This past week wine club met. It is hard for all of us to meet in the summer with vacations and busy schedules but half the group managed.
Pam brought dessert. Don’t judge it by my photo. It was the most delicious strawberry tart. The crust was flaky and divine. The strawberries, one word yum. She is sharing the story behind its conception and the recipe……
When life gives you lemons….. make strawberry pie.
If I ever get the privilege of returning to Provence, I truly believe I will bring an empty suitcase just to fill with their amazing confitures (jams). You don’t taste sugar; you just taste the wonderful, picked at the precise moment, fruit from whence they came. I’ve tried to find something close to that here at home, but nothing came close. So, I decided to dust off my old Ball Blue Book and canning jars, and make some myself. During peak strawberry season, I took off a day from work and picked strawberries – way too many strawberries, actually. I only wanted 1 batch of jam so that I would be encouraged to jam my way through all of the summer fruits. After the first batch which I made following the instructions in my trusty Blue Book (but adding low-sugar pectin and drastically cutting down on the sugar), I had 9 jars of exactly what I wanted – Spring in a jar. Since that only used up half of my strawberries (I told you I got carried away), I decided to make another batch to give away. This time I followed the instructions on the low-sugar pectin box to the letter, and the jam didn’t completely set. That’s 8 jars of partially set jam.
I had planned on reprocessing the jam (Surejell has instructions on failed setting) but, before I could do that, I had a couple of guests over for a casual dinner which meant I suddenly needed a dessert. My friends have heard me say over and over that ‘I can make something out of that’ so, with still more strawberries sitting in my refrigerator, I make strawberry tarts using the less-than-set jam as the liquid for the tarts. It worked out so well that I used the same method the next weekend when the Wine Women got together. So, when life gives you lemons in the form of unset jam, make strawberry pie!
Pam’s tried and true pie crust recipe:
2 cups of flour (I like King Arthur since it’s lower in protein and doesn’t get gummy)
2/3 cup shortening, cut into small chunks and chilled in the freezer for about 15 minutes
1 tsp. Salt
8 or so Tbls of cold water
Mix the flour and salt in a bowl.
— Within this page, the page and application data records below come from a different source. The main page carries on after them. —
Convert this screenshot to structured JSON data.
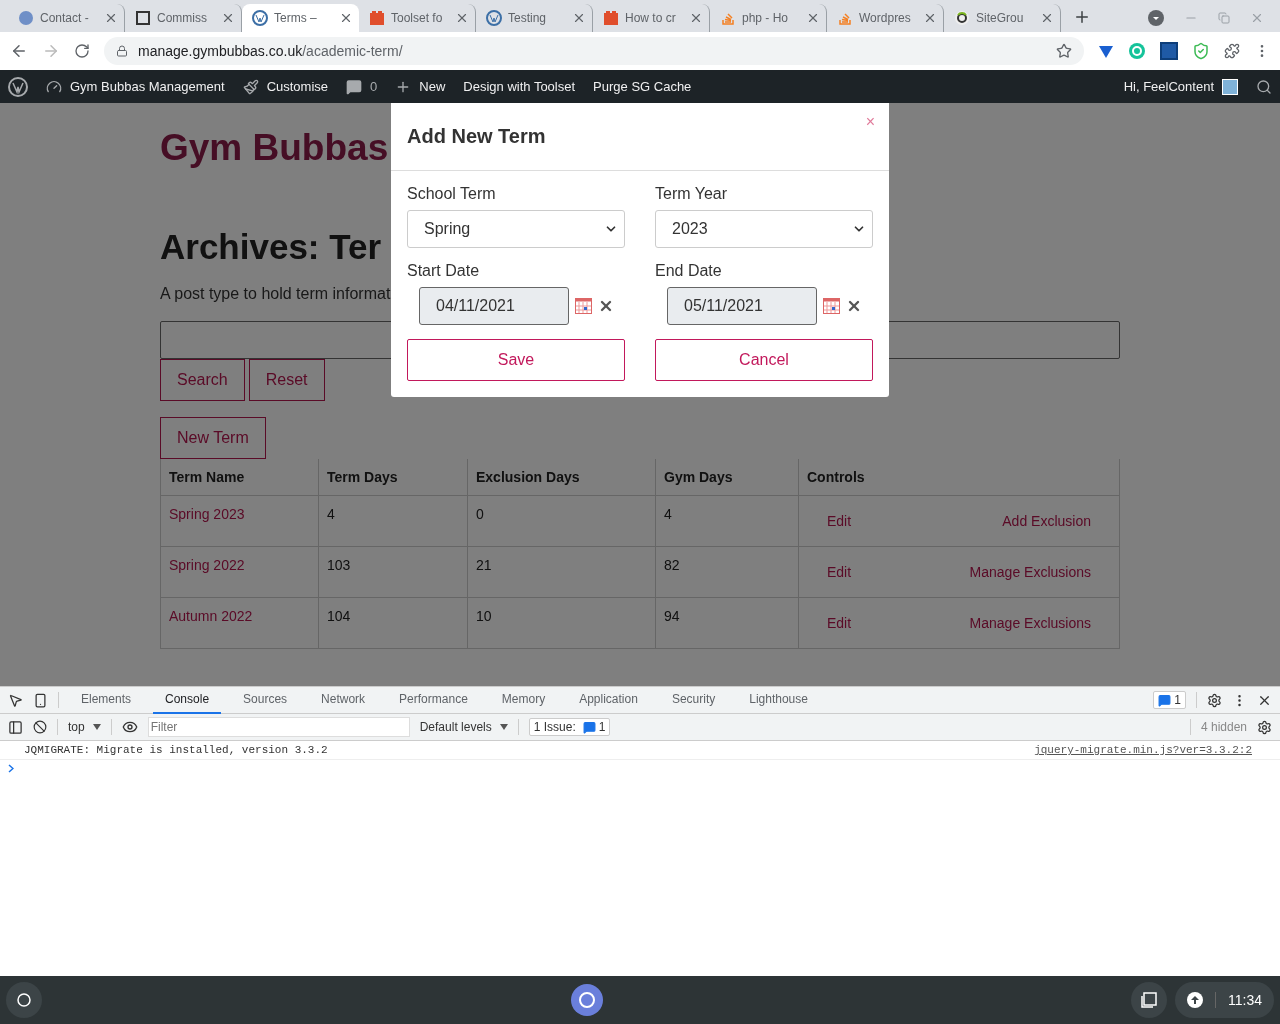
{
  "browser": {
    "tabs": [
      {
        "title": "Contact -",
        "kind": "circle",
        "selected": false
      },
      {
        "title": "Commiss",
        "kind": "frame",
        "selected": false
      },
      {
        "title": "Terms –",
        "kind": "wordpress",
        "selected": true
      },
      {
        "title": "Toolset fo",
        "kind": "block",
        "selected": false
      },
      {
        "title": "Testing",
        "kind": "wordpress",
        "selected": false
      },
      {
        "title": "How to cr",
        "kind": "block",
        "selected": false
      },
      {
        "title": "php - Ho",
        "kind": "stack",
        "selected": false
      },
      {
        "title": "Wordpres",
        "kind": "stack",
        "selected": false
      },
      {
        "title": "SiteGrou",
        "kind": "swirl",
        "selected": false
      }
    ],
    "url": {
      "host": "manage.gymbubbas.co.uk",
      "path": "/academic-term/"
    }
  },
  "admin_bar": {
    "site": "Gym Bubbas Management",
    "customise": "Customise",
    "comments": "0",
    "new": "New",
    "links": [
      "Design with Toolset",
      "Purge SG Cache"
    ],
    "greeting": "Hi, FeelContent"
  },
  "page": {
    "site_title": "Gym Bubbas",
    "archive_title": "Archives: Ter",
    "description": "A post type to hold term informat",
    "search_button": "Search",
    "reset_button": "Reset",
    "new_button": "New Term",
    "table": {
      "columns": [
        "Term Name",
        "Term Days",
        "Exclusion Days",
        "Gym Days",
        "Controls"
      ],
      "rows": [
        {
          "name": "Spring 2023",
          "term_days": "4",
          "exclusion_days": "0",
          "gym_days": "4",
          "edit": "Edit",
          "exclusions": "Add Exclusion"
        },
        {
          "name": "Spring 2022",
          "term_days": "103",
          "exclusion_days": "21",
          "gym_days": "82",
          "edit": "Edit",
          "exclusions": "Manage Exclusions"
        },
        {
          "name": "Autumn 2022",
          "term_days": "104",
          "exclusion_days": "10",
          "gym_days": "94",
          "edit": "Edit",
          "exclusions": "Manage Exclusions"
        }
      ]
    }
  },
  "modal": {
    "title": "Add New Term",
    "close": "×",
    "school_term": {
      "label": "School Term",
      "value": "Spring"
    },
    "term_year": {
      "label": "Term Year",
      "value": "2023"
    },
    "start_date": {
      "label": "Start Date",
      "value": "04/11/2021"
    },
    "end_date": {
      "label": "End Date",
      "value": "05/11/2021"
    },
    "save": "Save",
    "cancel": "Cancel"
  },
  "devtools": {
    "tabs": [
      {
        "label": "Elements",
        "selected": false
      },
      {
        "label": "Console",
        "selected": true
      },
      {
        "label": "Sources",
        "selected": false
      },
      {
        "label": "Network",
        "selected": false
      },
      {
        "label": "Performance",
        "selected": false
      },
      {
        "label": "Memory",
        "selected": false
      },
      {
        "label": "Application",
        "selected": false
      },
      {
        "label": "Security",
        "selected": false
      },
      {
        "label": "Lighthouse",
        "selected": false
      }
    ],
    "issue_count": "1",
    "context": "top",
    "filter_placeholder": "Filter",
    "levels": "Default levels",
    "issues_label": "1 Issue:",
    "issues_count": "1",
    "hidden": "4 hidden",
    "messages": [
      {
        "text": "JQMIGRATE: Migrate is installed, version 3.3.2",
        "source": "jquery-migrate.min.js?ver=3.3.2:2"
      }
    ]
  },
  "taskbar": {
    "time": "11:34"
  }
}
Using a pastry blender or 2 knives (1 in each hand in kind of a scissor motion), cut the shortening into the flour until it’s pretty well distributed with some pea-sized chunks in with the smaller pieces. Add 6 Tbls of water and toss with a butter knife (I find that it moistens the flour without yet making a dough). Keep adding water 1 Tbls at a time until there’s no more un-moistened flour, then gather the moistened flour and need just enough to make a dough ball. Wrap in plastic wrap and refrigerate for 30 minutes (can freeze up to 3 months and thaw when ready to use).
If your making a 1 crust pie or tart, you’ll only need half of the dough. Roll out what you need and freeze the rest.
Variations: you can add fresh herbs like thyme to the flour to make a savory dough for something like a tomato tart, or you can add sugar to make a sweeter dough.
For the Strawberry tart:
Roll out half of a pie crust recipe to about 1/8 thick. Line a tart pan with a removable bottom with the dough. Cover with pie weights (or an old back of black beans which I use over and over), and bake at 425 degrees until set (about 15 minutes). Remove the weights/beans, and back another 5 minutes to completely back the bottom. If your sides have started to brown more than you like already, cover those with foil to ovoid over browning. Cover the bottom with halved strawberries, and pour partially set strawberry jam (it took close to 2 8-ounce jars for my tart pan). Bake at 425 degrees for 15-20 minutes until bubbling. Let stand until room temperature to set the filling.
I served this with whipped cream with a pinch of dried cardamom. I hope you like it!